LUNCH AT DIANE SCANTLEBURY’S TICKABOO RANCH
The Rev. Dana Prom Smith, S.T.D., Ph.D. (November 5, 2006)
A couple of months after a killing frost, Gretchen and I were the guests of Diane Scantlebury and her husband, Todd, at their Tickaboo Ranch for a lunch of fresh salad greens, soup, and corn bread. The buttercrunch bibb and red oak leaf lettuces, chervil, nasturtium flowers, white cucumbers, and sweet gold, yellow pear, and Greek Thessalonika tomatoes all came from her hydroponic garden. The salad was topped with pecans from her neighbor’s Willowbrook farm. A deliciously rich and healthy soup was made of roasted butternut squash, sweet onions, and fresh sage. Along with the soup and salad she served slices of a delightfully-textured, freshly baked cornbread. True to farming culture we ate in her invitingly warm kitchen with window frames of punched tin and a large, wood-fired pot bellied stove set against a wall. It was a lunch to remember with all the varied and complimentary colors, textures, and tastes. The recipe for her soup can be found at http://oldfartskitchen.blogspot.com.
As we ate, I kept being reminded that I was in the process of shutting down my garden with the advent of winter, and that meant no more fresh lettuce, tomatoes, and herbs. As a grandson of the soil, I remember my mystically-inclined grandfather telling me to cooperate with nature. He put it theologically. “Work with what God has given you. Don’t go off on some fool’s errand trying to improve the Lord’s work.” Now, oddly enough, a widower, he grew various herbs on his kitchen window sill which he cherished as gifts from God.
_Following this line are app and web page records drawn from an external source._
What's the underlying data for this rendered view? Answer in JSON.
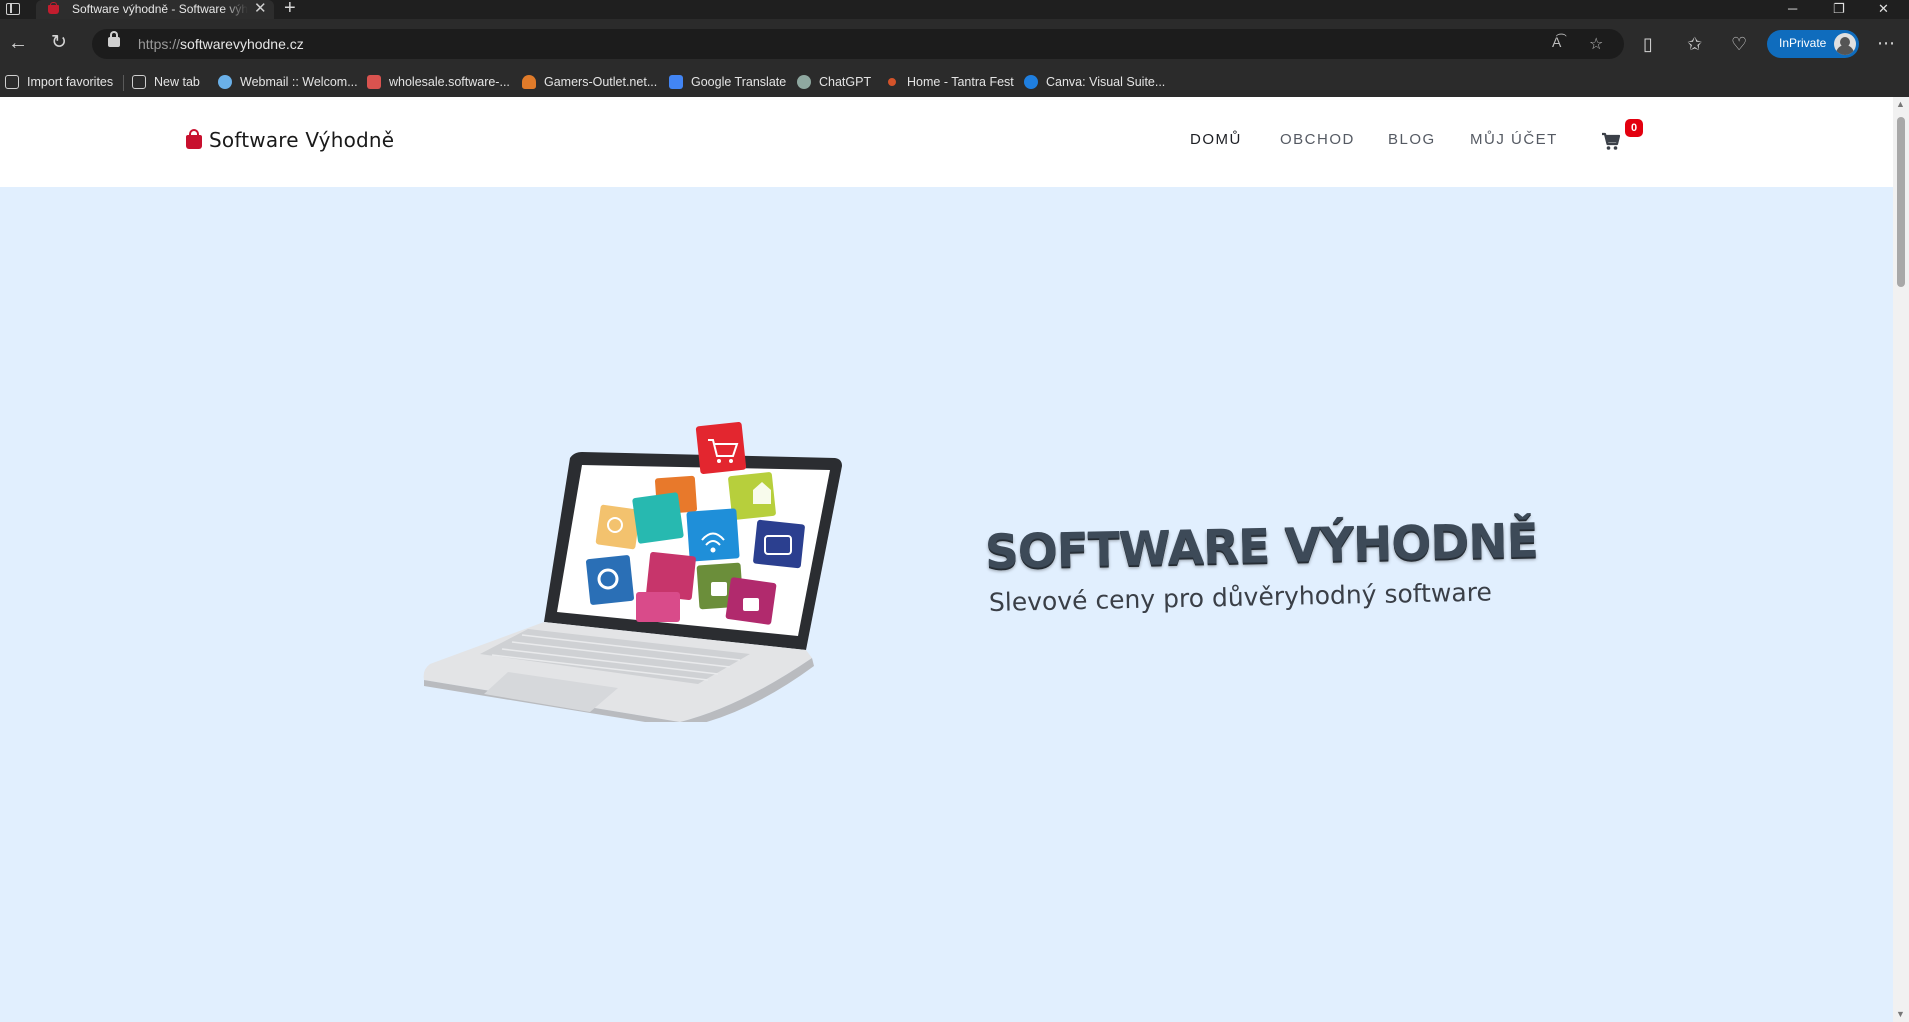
{
  "browser": {
    "tab_title": "Software výhodně - Software výhodně",
    "url_scheme": "https://",
    "url_host": "softwarevyhodne.cz",
    "inprivate_label": "InPrivate",
    "bookmarks": [
      {
        "label": "Import favorites",
        "icon": "import-favorites-icon",
        "color": "#cfcfcf"
      },
      {
        "label": "New tab",
        "icon": "new-tab-icon",
        "color": "#cfcfcf"
      },
      {
        "label": "Webmail :: Welcom...",
        "icon": "webmail-icon",
        "color": "#6ab0e8"
      },
      {
        "label": "wholesale.software-...",
        "icon": "wholesale-icon",
        "color": "#d9534f"
      },
      {
        "label": "Gamers-Outlet.net...",
        "icon": "gamers-outlet-icon",
        "color": "#e07b2a"
      },
      {
        "label": "Google Translate",
        "icon": "google-translate-icon",
        "color": "#4285f4"
      },
      {
        "label": "ChatGPT",
        "icon": "chatgpt-icon",
        "color": "#8fa8a0"
      },
      {
        "label": "Home - Tantra Fest",
        "icon": "tantra-fest-icon",
        "color": "#d4532a"
      },
      {
        "label": "Canva: Visual Suite...",
        "icon": "canva-icon",
        "color": "#1f7fe0"
      }
    ]
  },
  "site": {
    "logo_text": "Software Výhodně",
    "nav": [
      {
        "label": "DOMŮ",
        "active": true
      },
      {
        "label": "OBCHOD",
        "active": false
      },
      {
        "label": "BLOG",
        "active": false
      },
      {
        "label": "MŮJ ÚČET",
        "active": false
      }
    ],
    "cart_count": "0",
    "hero": {
      "title": "SOFTWARE VÝHODNĚ",
      "subtitle": "Slevové ceny pro důvěryhodný software",
      "background": "#e1effe"
    }
  },
  "colors": {
    "accent_red": "#c8102e",
    "badge_red": "#e3000f",
    "inprivate_blue": "#0f6cbd"
  }
}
As Gretchen and Diane chatted merrily away, I was relieved from making thoughtful comments and was free to chum my mind for new ideas as my taste buds explored the lunch. It struck me that a hydroponic garden was simply a high-tech extension of a south-facing window sill. I had before suggested to Gretchen that we could use our dining room with its great south-facing sliding doors as a winter garden for some tomatoes, lettuces, and herbs. The suggestion wasn’t received well.
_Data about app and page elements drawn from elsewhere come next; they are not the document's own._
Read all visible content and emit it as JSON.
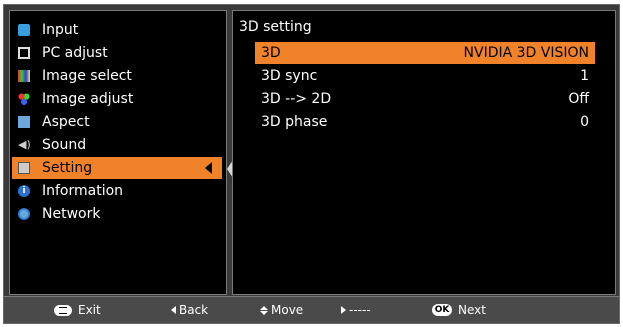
{
  "left_menu": {
    "items": [
      {
        "label": "Input",
        "icon": "input-icon"
      },
      {
        "label": "PC adjust",
        "icon": "pc-adjust-icon"
      },
      {
        "label": "Image select",
        "icon": "image-select-icon"
      },
      {
        "label": "Image adjust",
        "icon": "image-adjust-icon"
      },
      {
        "label": "Aspect",
        "icon": "aspect-icon"
      },
      {
        "label": "Sound",
        "icon": "sound-icon"
      },
      {
        "label": "Setting",
        "icon": "setting-icon"
      },
      {
        "label": "Information",
        "icon": "information-icon"
      },
      {
        "label": "Network",
        "icon": "network-icon"
      }
    ],
    "active": "Setting"
  },
  "right_panel": {
    "title": "3D setting",
    "rows": [
      {
        "label": "3D",
        "value": "NVIDIA 3D VISION"
      },
      {
        "label": "3D sync",
        "value": "1"
      },
      {
        "label": "3D --> 2D",
        "value": "Off"
      },
      {
        "label": "3D phase",
        "value": "0"
      }
    ]
  },
  "footer": {
    "exit": "Exit",
    "back": "Back",
    "move": "Move",
    "dash": "-----",
    "ok_key": "OK",
    "next": "Next"
  },
  "colors": {
    "highlight": "#f0822a",
    "panel_bg": "#000000",
    "frame_bg": "#3a3a3a"
  }
}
When the chatting died down after lunch, there was a brief conversational lacuna in which I could ask Diane about developing a home-made hydroponic garden. Like a true-believer she jumped at the chance to tell me how to go about it. Almost everyone is evangelical about those things in which they believe, and I wouldn’t be the least bit surprised to see Diane “Standin’ on the corner” in Winslow with the Eagles handing out hydroponic tracts. She made a believer out of me.
The equipment is simple and inexpensive, things like a Rubbermaid storage container, a pump for fish tanks, some hose, fluorescent lights, and so forth. It’s no biggie. Even klutzes can hack it. There are several web sites for amateurs on means and materials. Just write hydroponic on your browser. I’ve started collecting the material and hope to be up and running later in the winter. My mouth waters at the thought of fresh lettuce, tomatoes, and herbs all winter long. You’ve got to keep your eye on the prize.
Of course, there are the usual problems which beset every gardener, such as blights, diseases, etc. However, the advantage is that the garden is enclosed and the remedies can be administered effectively.
As with all gardening, hydroponic gardening requires attention. As my grandfather was accustomed to say, “All God’s vineyards need tending. Just remember your garden is a trust from the Lord.” I never imagined as a boy the divine irony in which in my 80th year I’d be tending my garden in a garage. As William Cowper wrote long ago, “God moves in a mysterious way, His wonders to perform.”